=== TASK ===
Your task is to copy all of the entries exactly as they are given.
--- DATA SUPPLIED Enclosed Below ---
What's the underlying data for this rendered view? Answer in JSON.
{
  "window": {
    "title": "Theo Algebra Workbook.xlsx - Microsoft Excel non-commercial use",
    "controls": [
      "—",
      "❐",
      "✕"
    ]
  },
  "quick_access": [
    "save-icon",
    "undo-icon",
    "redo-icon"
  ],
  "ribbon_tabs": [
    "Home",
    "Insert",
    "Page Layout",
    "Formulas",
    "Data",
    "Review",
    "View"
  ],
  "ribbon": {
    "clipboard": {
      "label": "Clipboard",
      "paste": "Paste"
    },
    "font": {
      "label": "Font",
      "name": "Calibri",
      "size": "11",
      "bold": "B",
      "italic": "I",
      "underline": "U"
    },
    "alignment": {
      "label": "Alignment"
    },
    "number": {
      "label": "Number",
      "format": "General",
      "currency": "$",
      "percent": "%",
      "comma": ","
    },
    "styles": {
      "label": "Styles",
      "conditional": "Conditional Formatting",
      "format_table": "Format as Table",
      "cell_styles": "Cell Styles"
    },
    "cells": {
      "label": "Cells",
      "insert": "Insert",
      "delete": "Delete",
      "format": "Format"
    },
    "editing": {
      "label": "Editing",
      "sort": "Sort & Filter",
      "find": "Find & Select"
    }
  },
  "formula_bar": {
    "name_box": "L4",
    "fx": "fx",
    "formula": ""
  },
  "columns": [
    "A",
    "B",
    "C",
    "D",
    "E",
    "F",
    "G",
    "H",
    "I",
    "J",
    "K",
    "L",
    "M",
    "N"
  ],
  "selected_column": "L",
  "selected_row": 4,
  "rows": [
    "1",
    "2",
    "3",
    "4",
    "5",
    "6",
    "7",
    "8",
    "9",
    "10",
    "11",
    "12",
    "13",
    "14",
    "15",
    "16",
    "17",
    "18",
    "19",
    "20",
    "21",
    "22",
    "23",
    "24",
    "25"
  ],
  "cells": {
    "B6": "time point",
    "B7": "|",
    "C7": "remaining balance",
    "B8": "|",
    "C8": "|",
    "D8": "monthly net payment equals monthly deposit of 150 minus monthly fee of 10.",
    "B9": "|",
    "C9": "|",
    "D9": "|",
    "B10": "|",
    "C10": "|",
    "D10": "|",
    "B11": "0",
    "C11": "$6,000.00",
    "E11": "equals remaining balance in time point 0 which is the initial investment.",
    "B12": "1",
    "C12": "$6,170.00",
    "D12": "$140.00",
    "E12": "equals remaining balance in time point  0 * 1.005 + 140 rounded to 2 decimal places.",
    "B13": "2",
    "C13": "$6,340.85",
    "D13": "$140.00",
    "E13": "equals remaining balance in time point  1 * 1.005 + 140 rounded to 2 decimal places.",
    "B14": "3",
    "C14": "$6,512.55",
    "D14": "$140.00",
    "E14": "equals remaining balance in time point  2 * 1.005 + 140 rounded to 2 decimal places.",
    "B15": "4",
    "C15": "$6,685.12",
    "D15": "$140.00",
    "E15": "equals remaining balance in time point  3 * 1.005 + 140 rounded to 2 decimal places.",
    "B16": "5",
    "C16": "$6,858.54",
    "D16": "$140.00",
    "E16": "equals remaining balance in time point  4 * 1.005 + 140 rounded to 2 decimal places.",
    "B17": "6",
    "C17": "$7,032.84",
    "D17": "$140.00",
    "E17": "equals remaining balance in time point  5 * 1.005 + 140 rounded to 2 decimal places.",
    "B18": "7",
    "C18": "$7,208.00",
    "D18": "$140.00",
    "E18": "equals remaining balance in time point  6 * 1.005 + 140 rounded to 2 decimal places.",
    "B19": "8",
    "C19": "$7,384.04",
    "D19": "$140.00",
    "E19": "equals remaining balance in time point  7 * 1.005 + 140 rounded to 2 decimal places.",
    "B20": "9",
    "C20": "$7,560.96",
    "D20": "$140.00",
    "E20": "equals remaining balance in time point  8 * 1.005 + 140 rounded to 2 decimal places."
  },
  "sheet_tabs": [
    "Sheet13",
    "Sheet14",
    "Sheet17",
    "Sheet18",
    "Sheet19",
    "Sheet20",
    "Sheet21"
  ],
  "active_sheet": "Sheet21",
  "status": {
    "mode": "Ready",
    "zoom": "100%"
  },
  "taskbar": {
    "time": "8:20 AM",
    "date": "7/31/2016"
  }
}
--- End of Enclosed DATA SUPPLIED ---
=== SOLUTION TO THE PROBLEM ===
What's the underlying data for this rendered view? Answer in JSON.
{
  "window": {
    "title": "Theo Algebra Workbook.xlsx - Microsoft Excel non-commercial use",
    "controls": [
      "—",
      "❐",
      "✕"
    ]
  },
  "quick_access": [
    "save-icon",
    "undo-icon",
    "redo-icon"
  ],
  "ribbon_tabs": [
    "Home",
    "Insert",
    "Page Layout",
    "Formulas",
    "Data",
    "Review",
    "View"
  ],
  "ribbon": {
    "clipboard": {
      "label": "Clipboard",
      "paste": "Paste"
    },
    "font": {
      "label": "Font",
      "name": "Calibri",
      "size": "11",
      "bold": "B",
      "italic": "I",
      "underline": "U"
    },
    "alignment": {
      "label": "Alignment"
    },
    "number": {
      "label": "Number",
      "format": "General",
      "currency": "$",
      "percent": "%",
      "comma": ","
    },
    "styles": {
      "label": "Styles",
      "conditional": "Conditional Formatting",
      "format_table": "Format as Table",
      "cell_styles": "Cell Styles"
    },
    "cells": {
      "label": "Cells",
      "insert": "Insert",
      "delete": "Delete",
      "format": "Format"
    },
    "editing": {
      "label": "Editing",
      "sort": "Sort & Filter",
      "find": "Find & Select"
    }
  },
  "formula_bar": {
    "name_box": "L4",
    "fx": "fx",
    "formula": ""
  },
  "columns": [
    "A",
    "B",
    "C",
    "D",
    "E",
    "F",
    "G",
    "H",
    "I",
    "J",
    "K",
    "L",
    "M",
    "N"
  ],
  "selected_column": "L",
  "selected_row": 4,
  "rows": [
    "1",
    "2",
    "3",
    "4",
    "5",
    "6",
    "7",
    "8",
    "9",
    "10",
    "11",
    "12",
    "13",
    "14",
    "15",
    "16",
    "17",
    "18",
    "19",
    "20",
    "21",
    "22",
    "23",
    "24",
    "25"
  ],
  "cells": {
    "B6": "time point",
    "B7": "|",
    "C7": "remaining balance",
    "B8": "|",
    "C8": "|",
    "D8": "monthly net payment equals monthly deposit of 150 minus monthly fee of 10.",
    "B9": "|",
    "C9": "|",
    "D9": "|",
    "B10": "|",
    "C10": "|",
    "D10": "|",
    "B11": "0",
    "C11": "$6,000.00",
    "E11": "equals remaining balance in time point 0 which is the initial investment.",
    "B12": "1",
    "C12": "$6,170.00",
    "D12": "$140.00",
    "E12": "equals remaining balance in time point  0 * 1.005 + 140 rounded to 2 decimal places.",
    "B13": "2",
    "C13": "$6,340.85",
    "D13": "$140.00",
    "E13": "equals remaining balance in time point  1 * 1.005 + 140 rounded to 2 decimal places.",
    "B14": "3",
    "C14": "$6,512.55",
    "D14": "$140.00",
    "E14": "equals remaining balance in time point  2 * 1.005 + 140 rounded to 2 decimal places.",
    "B15": "4",
    "C15": "$6,685.12",
    "D15": "$140.00",
    "E15": "equals remaining balance in time point  3 * 1.005 + 140 rounded to 2 decimal places.",
    "B16": "5",
    "C16": "$6,858.54",
    "D16": "$140.00",
    "E16": "equals remaining balance in time point  4 * 1.005 + 140 rounded to 2 decimal places.",
    "B17": "6",
    "C17": "$7,032.84",
    "D17": "$140.00",
    "E17": "equals remaining balance in time point  5 * 1.005 + 140 rounded to 2 decimal places.",
    "B18": "7",
    "C18": "$7,208.00",
    "D18": "$140.00",
    "E18": "equals remaining balance in time point  6 * 1.005 + 140 rounded to 2 decimal places.",
    "B19": "8",
    "C19": "$7,384.04",
    "D19": "$140.00",
    "E19": "equals remaining balance in time point  7 * 1.005 + 140 rounded to 2 decimal places.",
    "B20": "9",
    "C20": "$7,560.96",
    "D20": "$140.00",
    "E20": "equals remaining balance in time point  8 * 1.005 + 140 rounded to 2 decimal places."
  },
  "sheet_tabs": [
    "Sheet13",
    "Sheet14",
    "Sheet17",
    "Sheet18",
    "Sheet19",
    "Sheet20",
    "Sheet21"
  ],
  "active_sheet": "Sheet21",
  "status": {
    "mode": "Ready",
    "zoom": "100%"
  },
  "taskbar": {
    "time": "8:20 AM",
    "date": "7/31/2016"
  }
}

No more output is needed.